> TASK BRIEF
Without including any pictures, reproduce the full listing exactly.

> MATERIAL TO PROCESS

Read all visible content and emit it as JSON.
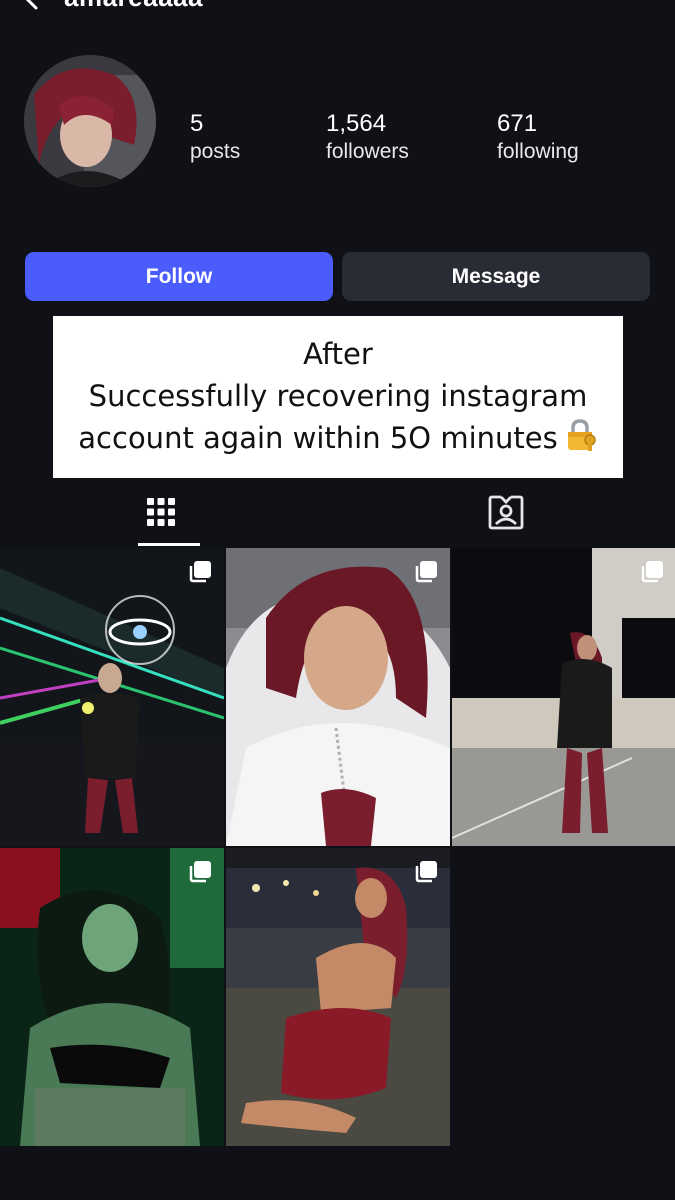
{
  "header": {
    "username": "amareaaaa"
  },
  "profile": {
    "stats": [
      {
        "value": "5",
        "label": "posts"
      },
      {
        "value": "1,564",
        "label": "followers"
      },
      {
        "value": "671",
        "label": "following"
      }
    ]
  },
  "actions": {
    "follow_label": "Follow",
    "message_label": "Message"
  },
  "caption": {
    "lines": [
      "After",
      "Successfully recovering instagram",
      "account again within 5O minutes"
    ],
    "emoji": "lock-with-key"
  },
  "tabs": [
    {
      "icon": "grid-icon",
      "active": true
    },
    {
      "icon": "tagged-person-icon",
      "active": false
    }
  ],
  "posts": [
    {
      "icon": "multi-photo-icon",
      "scene": "nightclub with neon eye sign"
    },
    {
      "icon": "multi-photo-icon",
      "scene": "selfie in white top"
    },
    {
      "icon": "multi-photo-icon",
      "scene": "rooftop at night, red boots"
    },
    {
      "icon": "multi-photo-icon",
      "scene": "green-lit club"
    },
    {
      "icon": "multi-photo-icon",
      "scene": "beach at night, red dress"
    }
  ],
  "colors": {
    "background": "#0f1117",
    "follow_button": "#4a5cfc",
    "message_button": "#2a2c35",
    "hair": "#7a1d2c"
  }
}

> WRITTEN ANSWER
Read all visible content and emit it as JSON.
{
  "header": {
    "username": "amareaaaa"
  },
  "profile": {
    "stats": [
      {
        "value": "5",
        "label": "posts"
      },
      {
        "value": "1,564",
        "label": "followers"
      },
      {
        "value": "671",
        "label": "following"
      }
    ]
  },
  "actions": {
    "follow_label": "Follow",
    "message_label": "Message"
  },
  "caption": {
    "lines": [
      "After",
      "Successfully recovering instagram",
      "account again within 5O minutes"
    ],
    "emoji": "lock-with-key"
  },
  "tabs": [
    {
      "icon": "grid-icon",
      "active": true
    },
    {
      "icon": "tagged-person-icon",
      "active": false
    }
  ],
  "posts": [
    {
      "icon": "multi-photo-icon",
      "scene": "nightclub with neon eye sign"
    },
    {
      "icon": "multi-photo-icon",
      "scene": "selfie in white top"
    },
    {
      "icon": "multi-photo-icon",
      "scene": "rooftop at night, red boots"
    },
    {
      "icon": "multi-photo-icon",
      "scene": "green-lit club"
    },
    {
      "icon": "multi-photo-icon",
      "scene": "beach at night, red dress"
    }
  ],
  "colors": {
    "background": "#0f1117",
    "follow_button": "#4a5cfc",
    "message_button": "#2a2c35",
    "hair": "#7a1d2c"
  }
}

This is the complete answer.